    distemper. Cases were grouped according to the age of the dogs and classified according to the evolution of the lesions. It was possibly to conclude that: (1 the encephalomyelitis induced by canine distemper virus is more prevalent in puppies and adults; (2 gross lesions in the CNS occur infrequently; (3 the brain is more frequently affected than the spinal cord; (4 the five anatomical sites of the rain more frequently affected are, in decreasing order of frequency, cerebellum, diencephalon, frontal lobe of telencephalon, pons and mesencephalon; (5 the anatomical site more frequently affected in the spinal cord is the cervical (C1-C5 segment; (6 subacute and chronic lesions are more common than acute ones; (7 demyelization is the more prevalent lesion and occur mainly in the cerebellum, pons and diencephalons, usually associated with astrogliosis and non-suppurative inflammation; (8 in most cases with astrogliosis, gemistocytic astrocytes are observed, frequently with syncitia formation; (9 non-suppurative leptomeningitis, malacia and cortical neuronal necrosis are moderately frequent in the brain and less so in the spinal cord; (10 inclusion bodies are frequent in the brain; occur mainly in astrocytes and less frequently in neurons, however independently of the affected cell they occur mainly in the nucleus; (11 a classification of canine distemper encephalitis based in age-related clinical syndromes it is not accurate.

  16. [Cerebral hydatic cyst and psychiatric disorders. Two cases].

    Science.gov (United States)

    Asri, F; Tazi, I; Maaroufi, K; El Moudden, A; Ghannane, H; Ait Benali, S

    2007-01-01
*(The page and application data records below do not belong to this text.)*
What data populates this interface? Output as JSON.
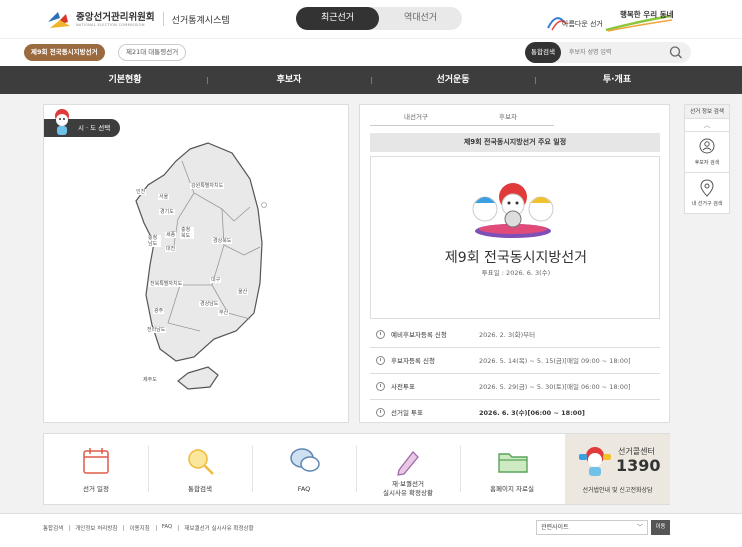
{
  "header": {
    "org": "중앙선거관리위원회",
    "org_eng": "NATIONAL ELECTION COMMISSION",
    "system": "선거통계시스템",
    "tabs": [
      "최근선거",
      "역대선거"
    ],
    "slogan_top": "행복한 우리 동네",
    "slogan_bottom": "아름다운 선거"
  },
  "subbar": {
    "election1": "제9회 전국동시지방선거",
    "election2": "제21대 대통령선거",
    "search_label": "통합검색",
    "search_placeholder": "후보자 성명 입력"
  },
  "mainnav": [
    "기본현황",
    "후보자",
    "선거운동",
    "투·개표"
  ],
  "map": {
    "badge": "시 · 도 선택",
    "regions": {
      "incheon": "인천",
      "seoul": "서울",
      "gyeonggi": "경기도",
      "gangwon": "강원특별자치도",
      "chungbuk": "충청\n북도",
      "chungnam": "충청\n남도",
      "sejong": "세종",
      "daejeon": "대전",
      "gyeongbuk": "경상북도",
      "daegu": "대구",
      "jeonbuk": "전북특별자치도",
      "ulsan": "울산",
      "gyeongnam": "경상남도",
      "busan": "부산",
      "gwangju": "광주",
      "jeonnam": "전라남도",
      "jeju": "제주도"
    }
  },
  "info": {
    "subtabs": [
      "내선거구",
      "후보자"
    ],
    "schedule_title": "제9회 전국동시지방선거 주요 일정",
    "hero_title": "제9회 전국동시지방선거",
    "hero_date": "투표일 : 2026. 6. 3(수)",
    "schedule": [
      {
        "label": "예비후보자등록 신청",
        "value": "2026. 2. 3(화)부터"
      },
      {
        "label": "후보자등록 신청",
        "value": "2026. 5. 14(목) ~ 5. 15(금)[매일 09:00 ~ 18:00]"
      },
      {
        "label": "사전투표",
        "value": "2026. 5. 29(금) ~ 5. 30(토)[매일 06:00 ~ 18:00]"
      },
      {
        "label": "선거일 투표",
        "value": "2026. 6. 3(수)[06:00 ~ 18:00]"
      }
    ]
  },
  "side": {
    "header": "선거 정보 검색",
    "items": [
      "후보자 검색",
      "내 선거구 검색"
    ]
  },
  "quick": {
    "items": [
      {
        "label": "선거 일정"
      },
      {
        "label": "통합검색"
      },
      {
        "label": "FAQ"
      },
      {
        "label1": "재·보궐선거",
        "label2": "실시사유 확정상황"
      },
      {
        "label": "홈페이지 자료실"
      }
    ],
    "call_title": "선거콜센터",
    "call_number": "1390",
    "call_desc": "선거법안내 및 신고전화상담"
  },
  "footer": {
    "links": [
      "통합검색",
      "개인정보 처리방침",
      "이용지침",
      "FAQ",
      "재보궐선거 실시사유 확정상황"
    ],
    "select": "관련사이트",
    "go": "이동"
  },
  "colors": {
    "brand_brown": "#9b6a3e",
    "nav_dark": "#3d3d3d"
  }
}
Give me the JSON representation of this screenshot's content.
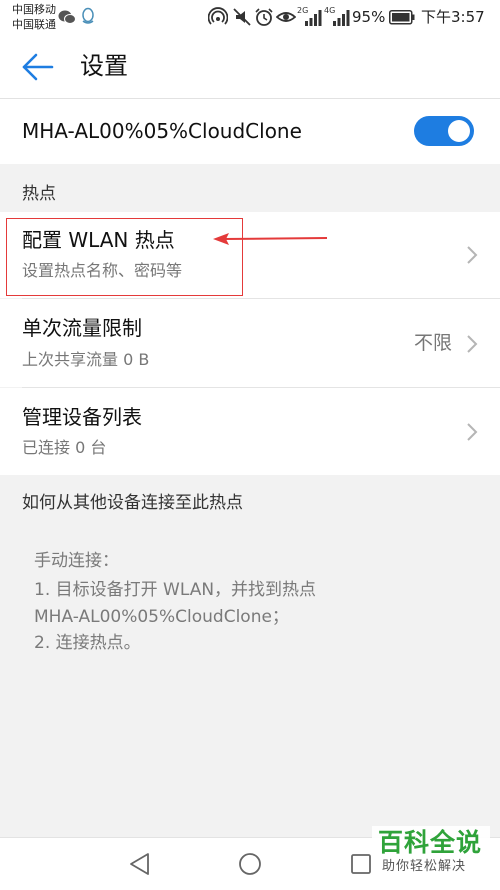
{
  "status_bar": {
    "carrier1": "中国移动",
    "carrier2": "中国联通",
    "sig1_tag": "2G",
    "sig2_tag": "4G",
    "battery": "95%",
    "time": "下午3:57"
  },
  "header": {
    "title": "设置",
    "back_icon": "back-arrow-icon"
  },
  "hotspot": {
    "name": "MHA-AL00%05%CloudClone",
    "enabled": true,
    "accent": "#1e7de1"
  },
  "section_hotspot": "热点",
  "items": [
    {
      "title": "配置 WLAN 热点",
      "subtitle": "设置热点名称、密码等",
      "value": ""
    },
    {
      "title": "单次流量限制",
      "subtitle": "上次共享流量 0 B",
      "value": "不限"
    },
    {
      "title": "管理设备列表",
      "subtitle": "已连接 0 台",
      "value": ""
    }
  ],
  "section_howto": "如何从其他设备连接至此热点",
  "howto": {
    "line1": "手动连接：",
    "line2": "1. 目标设备打开 WLAN，并找到热点",
    "line3": "MHA-AL00%05%CloudClone；",
    "line4": "2. 连接热点。"
  },
  "watermark": {
    "title": "百科全说",
    "subtitle": "助你轻松解决"
  },
  "annotation_color": "#e43a3a"
}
    unconscious of his disorders. The patient has first been put under classical neuroleptic 9 mg/day of Haloperidol and 200 mg/day of chlorpromazine. The diagnosis of schizophrenia has been kept according to criteria of DSM IV. The PANSS (Positive and Negative Syndrome Scale) was to 137 (score on a positive scale was to 34, score on a negative scale was to 35 and the general psychopathologie scale was to 58). One week after his hospitalization, he developed headache with subconfusion, a cerebral scanning has been made in emergency and showed a voluminous cyst in oval foramen compressing the mesencephalon strongly. The cyst was well limited, hypodense, not taking the contrast, and without intracerebral oedema, the diagnosis of cerebral hydatic cyst has been made. The complementary exploration didn't show any other localizations, and biologic exam results didn't show any particular anomalies. The patient has been operated in neurosurgery. The immediate evolution was favorable with disappearance of confusion and absence of complications. The patient was lost of view. Six months after, the patient has been readmitted to the psychiatric emergency. He dropped his neuroleptic treatment. He was aggressive, raving, hallucinated and depersonalized. The global score to the PANSS was 63. He has been put back under neuroleptics. Three weeks after improvement and passage of the PANSS to 30, the patient went out. We couldn't have a cerebral scanner of control because the patient had no medical assurance and no money for cerebral scanner. Case 2 - Patient aged of 53 years, father of four children, uneducated, native and resident of Marrakech, confectioner as profession. He is in contact with dogs since 12 years. He has been brought to the psychiatric emergencies by his family after an agitation. The history of his illness seemed to go back at eight months ago, by the progressive apparition of an instability, sleep disorders, hostility, associated with an emotional lability. To the interview he